Written By: Molly Kavanaugh
Keeping physically active as you age is key to maintaining an independent lifestyle, warding off aches and enhancing emotional well being. Just ask Ann Francis, who enlisted the assistance of a personal trainer soon after she arrived at Kendal at Oberlin.
“I wanted to get started on a balance program so we went through all the equipment. Now I have a workout plan that takes me 20 to 45 minutes,” says Ann, who bikes, walks her dog at least a mile daily and participates in strength building and Tai Chi classes.
“I think exercise is not only key to physical health but it’s key to mental health. It makes me happier,” the 72-year-old woman says.
Kendal’s New Equipment Room
Kendal recently completed construction of a new exercise equipment room, which includes a Smith machine that allows a person to safely lift weights without a spotter.
Resident John Leinenweber, an avid participant in swimming and balance classes, has now added the Smith machine to his workout.
“I’m not much of a machine person, but I’d like to build up my upper body,” he says.
Muscle loss is one of the biggest challenges we face as we age. According to National Public Radio, those over the age of 60 can lose about two pounds of muscle every five years; an average male who weighs 180 pounds may lose as much as 10 pounds of muscle mass over a decade.
But muscle loss isn’t inevitable. In fact, older adults who perform resistance exercises, like weight lifting, can not only reverse age-related muscle loss, but actually build new muscle, too.
An ideal way for older adults with sedentary lifestyles to begin a weight lifting regimen is by simply getting in and out of their chairs 10 or more times. According to NPR, “using one’s own body mass as a dead weight is a ‘reasonable way to start’ [weight lifting].”
Benefits of Physical Activity
The benefits of physical activity are numerous. Exercisers have fewer falls and fractures and more stamina and strength, according to the Centers for Disease Control and Prevention. And physical activity does not need to be strenuous to achieve health benefits.
Older adults with arthritic pain often find relief engaging in aquatic therapy programs. Three times a week Kendal resident Pauline Freas participates in a water aerobic class, then relaxes for about 10 minutes in the 95-degree therapy pool.
“I think it’s a wonderful program,” says Pauline, who hopes the regular exercise will avert surgery for back and shoulder pain.
All About Tai Chi
Meditation, yoga and tai chi appeal to men and women looking for a more holistic activity.
“Tai Chi is repetitive but it can be somewhat challenging to learn,” says Kendal Wellness Coordinator Jill Connone. “Once you have the muscle memory down it is time to start on the meditation part of it.”

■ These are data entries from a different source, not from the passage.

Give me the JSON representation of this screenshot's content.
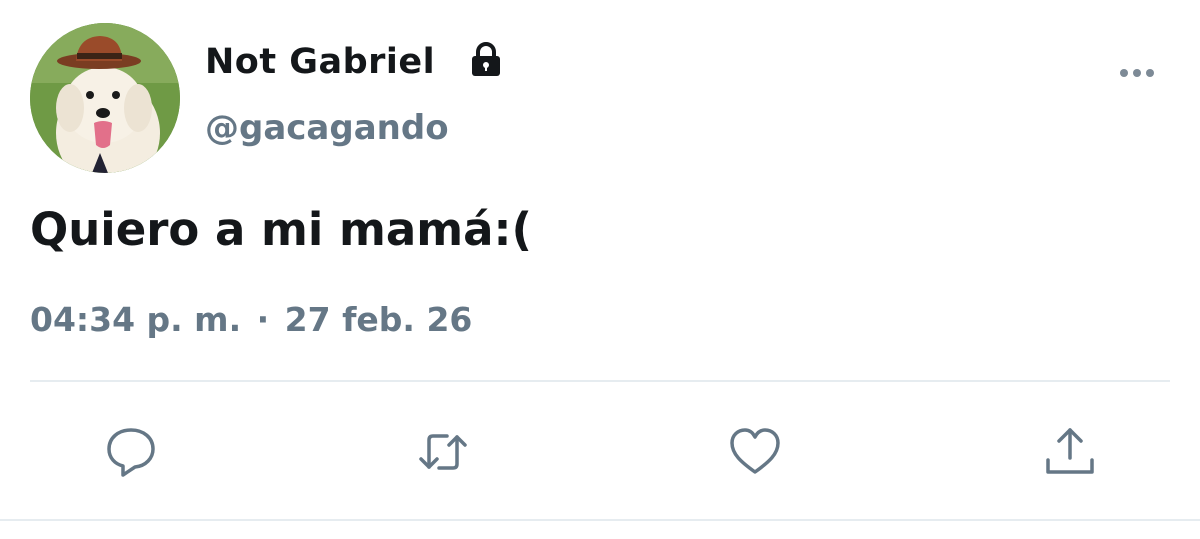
{
  "user": {
    "display_name": "Not Gabriel",
    "handle": "@gacagando",
    "protected_icon": "lock-icon",
    "avatar": "dog-with-hat-avatar"
  },
  "tweet": {
    "text": "Quiero a mi mamá:(",
    "time": "04:34 p. m.",
    "separator": "·",
    "date": "27 feb. 26"
  },
  "actions": {
    "reply_icon": "reply-icon",
    "retweet_icon": "retweet-icon",
    "like_icon": "heart-icon",
    "share_icon": "share-icon",
    "more_icon": "more-icon"
  },
  "colors": {
    "text_primary": "#14171a",
    "text_secondary": "#657786",
    "icon": "#657786",
    "divider": "#e6ecf0"
  }
}
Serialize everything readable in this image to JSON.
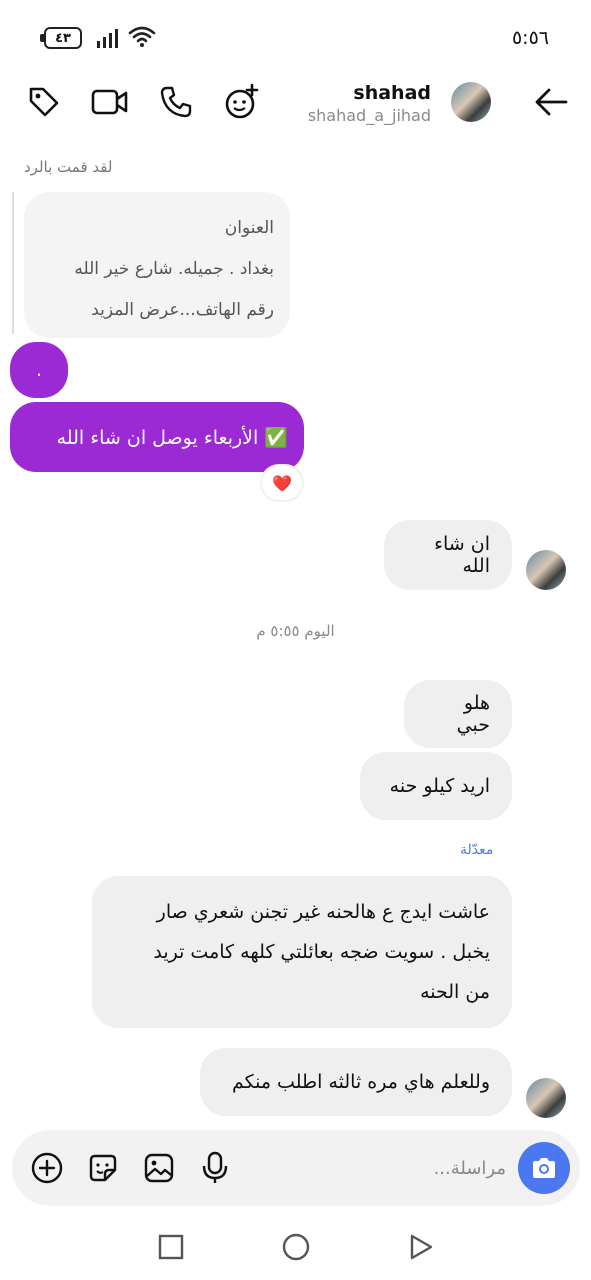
{
  "status_bar": {
    "battery": "٤٣",
    "time": "٥:٥٦"
  },
  "header": {
    "contact_name": "shahad",
    "contact_handle": "shahad_a_jihad"
  },
  "chat": {
    "reply_label": "لقد قمت بالرد",
    "quoted_lines": [
      "العنوان",
      "بغداد . جميله. شارع خير الله",
      "رقم الهاتف...عرض المزيد"
    ],
    "dot_message": ".",
    "wednesday_message": "✅ الأربعاء يوصل ان شاء الله",
    "reaction": "❤️",
    "reply_inshallah": "ان شاء الله",
    "timestamp": "اليوم ٥:٥٥ م",
    "msg_hello": "هلو حبي",
    "msg_want_henna": "اريد كيلو حنه",
    "edited_label": "معدّلة",
    "msg_long": [
      "عاشت ايدج ع هالحنه غير تجنن شعري صار",
      "يخبل . سويت ضجه بعائلتي كلهه كامت تريد",
      "من الحنه"
    ],
    "msg_third_time": "وللعلم هاي مره ثالثه اطلب منكم"
  },
  "composer": {
    "placeholder": "مراسلة..."
  },
  "colors": {
    "my_bubble": "#9b29d4",
    "their_bubble": "#efefef",
    "camera_button": "#4b78f0",
    "edited_label": "#4f7cd9"
  }
}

Tai Chi calms your mind and centers your energy, and helps relieve built up tension and stress. There are also physical benefits of the practice. All the movements are designed to improve the flow of chi—or energy—in the body.
“The two main aspects of Tai Chi that are brought out are balance and coordination, plus strength because you are moving very slowly,” Connone says. “Most of those in my class have felt that the largest improvement is in their balance since they are moving slowly and shifting weight.”
For those who like to exercise in groups, physical activity can have an additional benefit: increased socialization. Organized programs like group exercise classes give older adults the opportunity to socialize with other people of similar age or skill sets and can be rewarding and motivating, says Deborah Redder, a national fitness program director for SilverSneakers.
And just a small amount of exercise may improve your ability to think, according to a study by the University of Kansas Alzheimer’s Disease Center, published in the New York Times.
The researchers recruited 101 sedentary adults at least 65 years of age, who were generally healthy with no signs of cognitive impairment. They found that most of the exercisers showed improvements in their thinking skills. But the gains were about the same whether people had exercised for 75 minutes a week or 225 minutes.
Written By: Molly Kavanaugh